Task item — Your answer should be an exact copy of the data.

Extracted records —
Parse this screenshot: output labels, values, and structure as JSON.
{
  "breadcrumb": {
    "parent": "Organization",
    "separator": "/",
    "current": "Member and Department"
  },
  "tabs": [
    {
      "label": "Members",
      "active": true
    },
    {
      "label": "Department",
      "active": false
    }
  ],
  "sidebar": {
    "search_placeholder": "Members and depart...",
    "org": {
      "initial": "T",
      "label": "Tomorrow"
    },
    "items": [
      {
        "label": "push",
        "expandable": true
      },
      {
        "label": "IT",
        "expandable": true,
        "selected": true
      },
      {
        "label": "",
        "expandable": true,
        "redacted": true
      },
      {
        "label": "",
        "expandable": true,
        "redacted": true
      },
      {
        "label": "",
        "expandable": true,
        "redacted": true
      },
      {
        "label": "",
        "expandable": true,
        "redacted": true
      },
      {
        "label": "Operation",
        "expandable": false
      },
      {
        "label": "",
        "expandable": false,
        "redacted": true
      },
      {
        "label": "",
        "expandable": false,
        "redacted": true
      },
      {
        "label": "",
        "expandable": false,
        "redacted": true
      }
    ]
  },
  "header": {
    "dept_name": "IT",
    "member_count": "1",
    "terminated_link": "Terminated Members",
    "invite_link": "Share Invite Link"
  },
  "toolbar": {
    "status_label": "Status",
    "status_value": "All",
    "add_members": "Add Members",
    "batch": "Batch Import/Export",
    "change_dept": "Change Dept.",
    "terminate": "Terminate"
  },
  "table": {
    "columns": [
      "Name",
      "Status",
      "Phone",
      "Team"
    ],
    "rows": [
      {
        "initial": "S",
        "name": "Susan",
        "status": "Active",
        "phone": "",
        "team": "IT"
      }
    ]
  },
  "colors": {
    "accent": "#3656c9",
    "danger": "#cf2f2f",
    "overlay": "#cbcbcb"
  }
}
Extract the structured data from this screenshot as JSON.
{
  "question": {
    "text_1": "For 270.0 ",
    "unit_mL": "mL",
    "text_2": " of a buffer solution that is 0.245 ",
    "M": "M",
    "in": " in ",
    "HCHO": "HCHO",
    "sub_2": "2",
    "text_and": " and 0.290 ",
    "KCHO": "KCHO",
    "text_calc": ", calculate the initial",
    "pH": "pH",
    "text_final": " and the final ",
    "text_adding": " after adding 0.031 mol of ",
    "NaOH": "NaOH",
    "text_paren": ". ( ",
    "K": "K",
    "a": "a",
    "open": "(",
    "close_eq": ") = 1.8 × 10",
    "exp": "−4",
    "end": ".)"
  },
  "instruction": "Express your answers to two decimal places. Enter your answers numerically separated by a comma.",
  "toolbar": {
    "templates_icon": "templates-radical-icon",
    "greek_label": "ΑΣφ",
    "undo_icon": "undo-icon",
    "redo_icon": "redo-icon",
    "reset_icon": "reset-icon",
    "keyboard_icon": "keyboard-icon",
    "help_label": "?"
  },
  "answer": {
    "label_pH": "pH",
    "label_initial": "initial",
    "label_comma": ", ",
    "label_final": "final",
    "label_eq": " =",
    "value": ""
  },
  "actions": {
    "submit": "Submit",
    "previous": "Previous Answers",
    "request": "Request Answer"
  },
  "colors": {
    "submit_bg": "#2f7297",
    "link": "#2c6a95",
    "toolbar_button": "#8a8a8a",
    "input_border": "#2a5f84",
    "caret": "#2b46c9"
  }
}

Finished task —
Parse this screenshot: output labels, values, and structure as JSON.
{
  "breadcrumb": {
    "parent": "Organization",
    "separator": "/",
    "current": "Member and Department"
  },
  "tabs": [
    {
      "label": "Members",
      "active": true
    },
    {
      "label": "Department",
      "active": false
    }
  ],
  "sidebar": {
    "search_placeholder": "Members and depart...",
    "org": {
      "initial": "T",
      "label": "Tomorrow"
    },
    "items": [
      {
        "label": "push",
        "expandable": true
      },
      {
        "label": "IT",
        "expandable": true,
        "selected": true
      },
      {
        "label": "",
        "expandable": true,
        "redacted": true
      },
      {
        "label": "",
        "expandable": true,
        "redacted": true
      },
      {
        "label": "",
        "expandable": true,
        "redacted": true
      },
      {
        "label": "",
        "expandable": true,
        "redacted": true
      },
      {
        "label": "Operation",
        "expandable": false
      },
      {
        "label": "",
        "expandable": false,
        "redacted": true
      },
      {
        "label": "",
        "expandable": false,
        "redacted": true
      },
      {
        "label": "",
        "expandable": false,
        "redacted": true
      }
    ]
  },
  "header": {
    "dept_name": "IT",
    "member_count": "1",
    "terminated_link": "Terminated Members",
    "invite_link": "Share Invite Link"
  },
  "toolbar": {
    "status_label": "Status",
    "status_value": "All",
    "add_members": "Add Members",
    "batch": "Batch Import/Export",
    "change_dept": "Change Dept.",
    "terminate": "Terminate"
  },
  "table": {
    "columns": [
      "Name",
      "Status",
      "Phone",
      "Team"
    ],
    "rows": [
      {
        "initial": "S",
        "name": "Susan",
        "status": "Active",
        "phone": "",
        "team": "IT"
      }
    ]
  },
  "colors": {
    "accent": "#3656c9",
    "danger": "#cf2f2f",
    "overlay": "#cbcbcb"
  }
}
Extract the structured data from this screenshot as JSON.
{
  "question": {
    "text_1": "For 270.0 ",
    "unit_mL": "mL",
    "text_2": " of a buffer solution that is 0.245 ",
    "M": "M",
    "in": " in ",
    "HCHO": "HCHO",
    "sub_2": "2",
    "text_and": " and 0.290 ",
    "KCHO": "KCHO",
    "text_calc": ", calculate the initial",
    "pH": "pH",
    "text_final": " and the final ",
    "text_adding": " after adding 0.031 mol of ",
    "NaOH": "NaOH",
    "text_paren": ". ( ",
    "K": "K",
    "a": "a",
    "open": "(",
    "close_eq": ") = 1.8 × 10",
    "exp": "−4",
    "end": ".)"
  },
  "instruction": "Express your answers to two decimal places. Enter your answers numerically separated by a comma.",
  "toolbar": {
    "templates_icon": "templates-radical-icon",
    "greek_label": "ΑΣφ",
    "undo_icon": "undo-icon",
    "redo_icon": "redo-icon",
    "reset_icon": "reset-icon",
    "keyboard_icon": "keyboard-icon",
    "help_label": "?"
  },
  "answer": {
    "label_pH": "pH",
    "label_initial": "initial",
    "label_comma": ", ",
    "label_final": "final",
    "label_eq": " =",
    "value": ""
  },
  "actions": {
    "submit": "Submit",
    "previous": "Previous Answers",
    "request": "Request Answer"
  },
  "colors": {
    "submit_bg": "#2f7297",
    "link": "#2c6a95",
    "toolbar_button": "#8a8a8a",
    "input_border": "#2a5f84",
    "caret": "#2b46c9"
  }
}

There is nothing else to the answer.